> **Stored data**:
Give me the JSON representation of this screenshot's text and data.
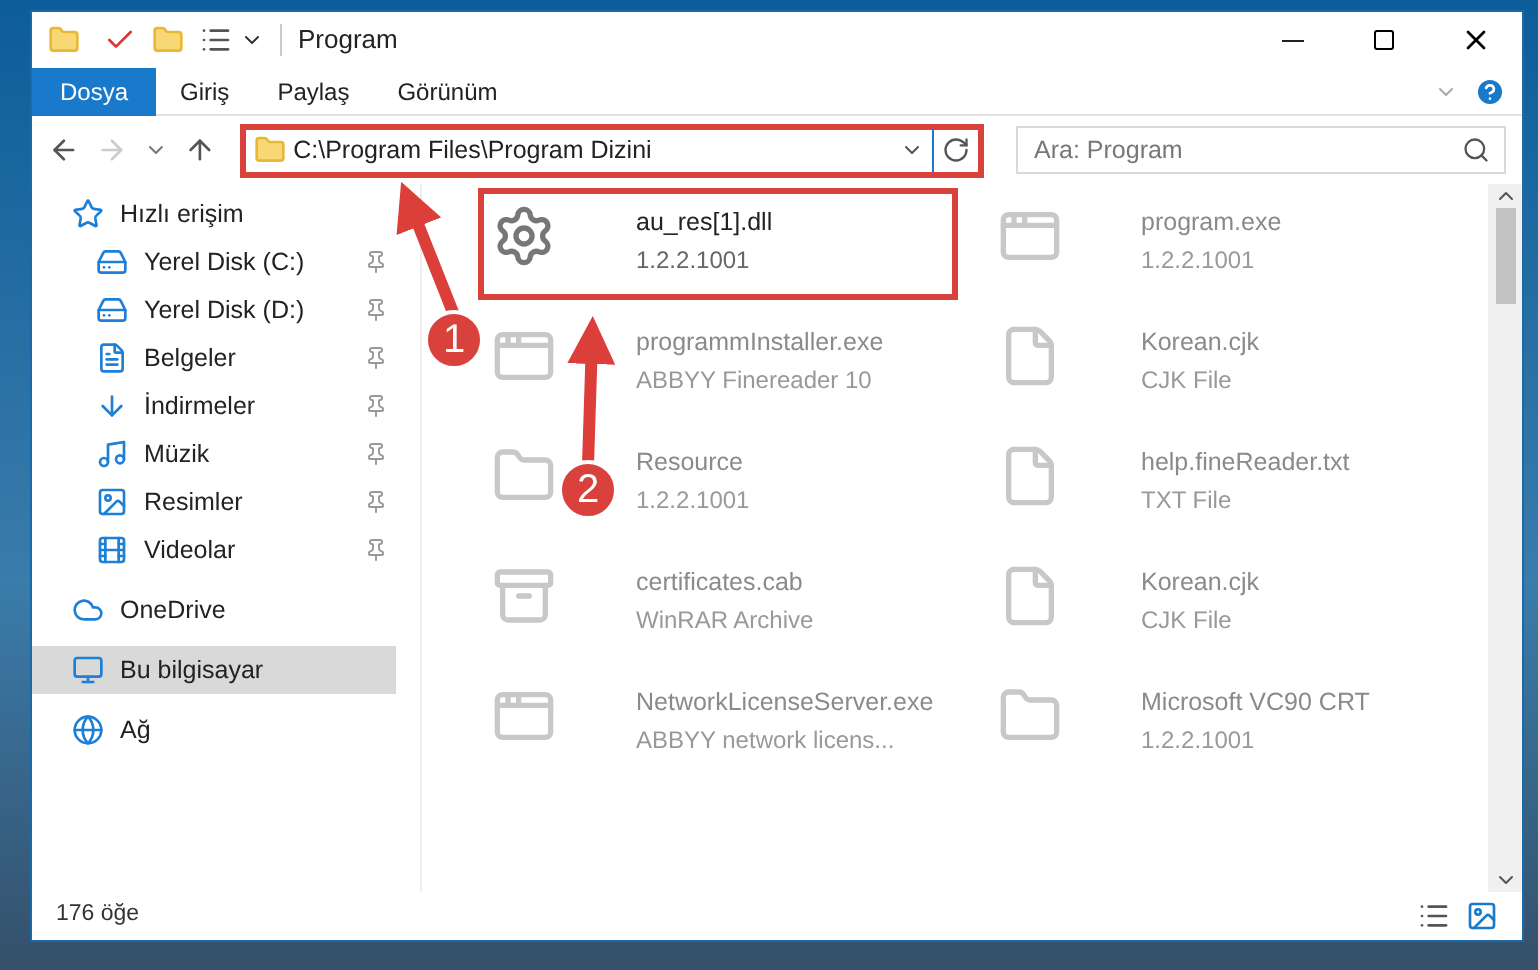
{
  "window": {
    "title": "Program"
  },
  "ribbon_tabs": [
    {
      "label": "Dosya",
      "selected": true
    },
    {
      "label": "Giriş",
      "selected": false
    },
    {
      "label": "Paylaş",
      "selected": false
    },
    {
      "label": "Görünüm",
      "selected": false
    }
  ],
  "address_bar": {
    "path": "C:\\Program Files\\Program Dizini",
    "highlighted": true
  },
  "search": {
    "placeholder": "Ara: Program"
  },
  "sidebar": {
    "items": [
      {
        "label": "Hızlı erişim",
        "selected": false,
        "pinned": false,
        "children": [
          {
            "label": "Yerel Disk (C:)",
            "selected": false,
            "pinned": true
          },
          {
            "label": "Yerel Disk (D:)",
            "selected": false,
            "pinned": true
          },
          {
            "label": "Belgeler",
            "selected": false,
            "pinned": true
          },
          {
            "label": "İndirmeler",
            "selected": false,
            "pinned": true
          },
          {
            "label": "Müzik",
            "selected": false,
            "pinned": true
          },
          {
            "label": "Resimler",
            "selected": false,
            "pinned": true
          },
          {
            "label": "Videolar",
            "selected": false,
            "pinned": true
          }
        ]
      },
      {
        "label": "OneDrive",
        "selected": false,
        "pinned": false
      },
      {
        "label": "Bu bilgisayar",
        "selected": true,
        "pinned": false
      },
      {
        "label": "Ağ",
        "selected": false,
        "pinned": false
      }
    ]
  },
  "files": [
    {
      "name": "au_res[1].dll",
      "detail": "1.2.2.1001",
      "dimmed": false,
      "highlighted": true
    },
    {
      "name": "program.exe",
      "detail": "1.2.2.1001",
      "dimmed": true,
      "highlighted": false
    },
    {
      "name": "programmInstaller.exe",
      "detail": "ABBYY Finereader 10",
      "dimmed": true,
      "highlighted": false
    },
    {
      "name": "Korean.cjk",
      "detail": "CJK File",
      "dimmed": true,
      "highlighted": false
    },
    {
      "name": "Resource",
      "detail": "1.2.2.1001",
      "dimmed": true,
      "highlighted": false
    },
    {
      "name": "help.fineReader.txt",
      "detail": "TXT File",
      "dimmed": true,
      "highlighted": false
    },
    {
      "name": "certificates.cab",
      "detail": "WinRAR Archive",
      "dimmed": true,
      "highlighted": false
    },
    {
      "name": "Korean.cjk",
      "detail": "CJK File",
      "dimmed": true,
      "highlighted": false
    },
    {
      "name": "NetworkLicenseServer.exe",
      "detail": "ABBYY network licens...",
      "dimmed": true,
      "highlighted": false
    },
    {
      "name": "Microsoft VC90 CRT",
      "detail": "1.2.2.1001",
      "dimmed": true,
      "highlighted": false
    }
  ],
  "status_bar": {
    "count": "176 öğe"
  },
  "annotations": [
    {
      "label": "1"
    },
    {
      "label": "2"
    }
  ]
}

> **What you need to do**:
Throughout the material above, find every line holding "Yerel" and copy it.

> **Answer box**:
            "label": "Yerel Disk (C:)",
            "label": "Yerel Disk (D:)",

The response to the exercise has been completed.